No man has any business to go on such a trip as ours unless he will refuse to jeopardize the welfare of his associates by any delay caused by a weakness or ailment of his. It is his duty to go forward, if necessary on all fours, until he drops.

And there were times in the journey when they really were pushed that far. Here's another excerpt:
Kermit's experience in bridge building was invaluable in enabling him to do the rope work by which alone it was possible to get the canoes down the canyon. He and Lyra had now been in the water for days. Their clothes were never dry. Their shoes were rotten. The bruises on their feet and legs had become sores. On their bodies some of the insect bites had become festering wounds, as indeed was the case with all of us. Poisonous ants, biting flies, ticks, wasps, bees were a perpetual torment. However, no one had yet been bitten by a venomous serpent, a scorpion, or a centiped, although we had killed all of the three within camp limits.
I think people were indeed tougher back then.
But let's get back to the card now. Here's the text and design on the reverse:

I might be a little partial because Mr. Roosevelt is such an icon to me, but the motivation I receive from reading about him seems almost limitless. Here's one more quote from "Citizenship in a Republic".
To say that the thriftless, the lazy, the vicious, the incapable, ought to have the reward given to those who are far-sighted, capable, and upright, is to say what is not true and can not be true. Let us try to level up, but let us beware of the evil of levelling down. If a man stumbles, it is a good thing to help him to his feet. Every one of us needs a helping hand now and then.

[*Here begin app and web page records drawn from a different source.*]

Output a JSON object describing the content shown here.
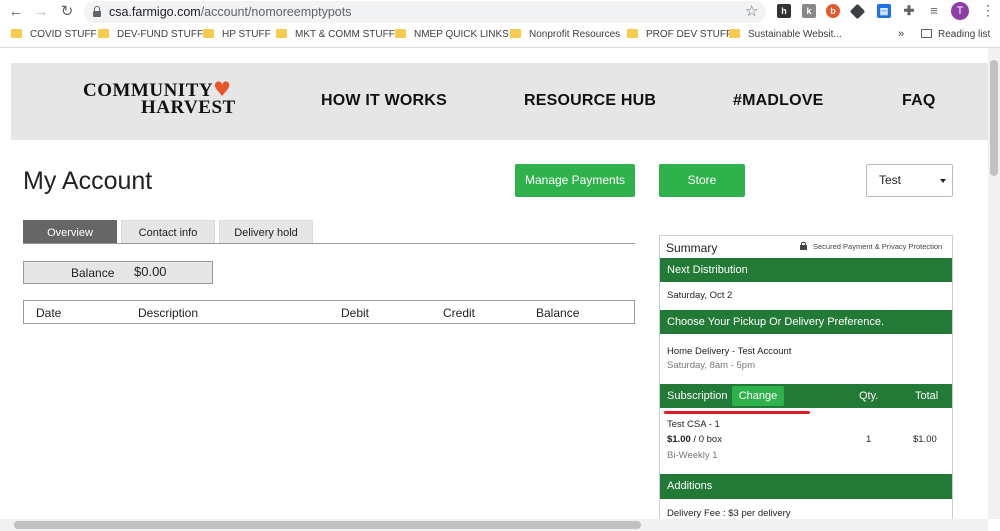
{
  "browser": {
    "url_host": "csa.farmigo.com",
    "url_path": "/account/nomoreemptypots",
    "profile_initial": "T",
    "bookmarks": [
      "COVID STUFF",
      "DEV-FUND STUFF",
      "HP STUFF",
      "MKT & COMM STUFF",
      "NMEP QUICK LINKS",
      "Nonprofit Resources",
      "PROF DEV STUFF",
      "Sustainable Websit..."
    ],
    "more": "»",
    "reading_list": "Reading list"
  },
  "site": {
    "logo_line1": "COMMUNITY",
    "logo_line2": "HARVEST",
    "logo_heart": "♥",
    "nav": [
      "HOW IT WORKS",
      "RESOURCE HUB",
      "#MADLOVE",
      "FAQ"
    ]
  },
  "account": {
    "title": "My Account",
    "manage_payments": "Manage Payments",
    "store": "Store",
    "select_value": "Test",
    "tabs": [
      "Overview",
      "Contact info",
      "Delivery hold"
    ],
    "active_tab": "Overview",
    "balance_label": "Balance",
    "balance_amount": "$0.00",
    "ledger_columns": [
      "Date",
      "Description",
      "Debit",
      "Credit",
      "Balance"
    ]
  },
  "summary": {
    "title": "Summary",
    "secure_note": "Secured Payment & Privacy Protection",
    "next_distribution_label": "Next Distribution",
    "next_distribution_date": "Saturday, Oct 2",
    "pickup_pref_label": "Choose Your Pickup Or Delivery Preference.",
    "delivery_name": "Home Delivery - Test Account",
    "delivery_time": "Saturday, 8am - 5pm",
    "subscription_label": "Subscription",
    "change_label": "Change",
    "qty_label": "Qty.",
    "total_label": "Total",
    "item_name": "Test CSA - 1",
    "item_price": "$1.00",
    "item_unit": " / 0 box",
    "item_frequency": "Bi-Weekly 1",
    "item_qty": "1",
    "item_total": "$1.00",
    "additions_label": "Additions",
    "delivery_fee": "Delivery Fee : $3 per delivery"
  },
  "colors": {
    "green_button": "#2fb24b",
    "green_bar": "#237a37",
    "highlight": "#e01b24",
    "heart": "#e8562a"
  }
}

But if a man lies down, it is a waste of time to try to carry him; and it is a very bad thing for every one if we make men feel that the same reward will come to those who shirk their work and to those who do it.
Strong points for the world in which we currently live.
Now it's time to decode the card back. The text box at the bottom of the card asks, "What was the name of the group of soldiers led by Teddy Roosevelt?"

Know the answer? 
Okay, time to place my digital red cellophane paper atop the card.

The Rough Riders. Bully for the whole unit. Bully for Colonel Roosevelt. Bully for all of you readers and collectors.

And for continuing to motivate us to get off our duffs and accomplish great things—more than 100 years now since he first spoke those words quoted above—1952 Topps Look 'N See #6 has a place in my box of favorites.


  1. Great history lesson. I actually wasn't familiar with that quote used by athletes. But I knew from my childhood that Theodore Roosevelt was something special (because he's on Mount Rushmore). Anyways... I used to do a "quote of the week" activity in my class. If I ever do that again, I'd consider using the third quote you shared about helping someone to their feet. The whole quote is very powerful and something I wholeheartedly believe in. Actually... I might write it up on my whiteboard this week since my kids will be starting a group project next week.

    1. Thanks for reading as always, Fuji! It's pretty cool that you might use that quote with your class. It's powerful indeed. I say go for it, and keep me posted!

  2. He was a heckuva guy. I read "Through the Brazilian Wilderness" about 20 years ago, it's really good. Might even be time for me to buy a copy and read it again.

    1. Bonus points to you for having read the book already, Jon! If you do read it again, it might make for good content for your new blog.

  3. Heck of a guy and heck of a card. I haven't heard of those before.

    1. Thanks for reading, Crocodile! It's a pretty cool set. Lots of interesting subjects.

  4. One of my favorite presidents. Sagamore Hill is great if you've ever been there.

    1. I have indeed been there. So much history in that place. Maybe next time I visit, I'll bring the card with me.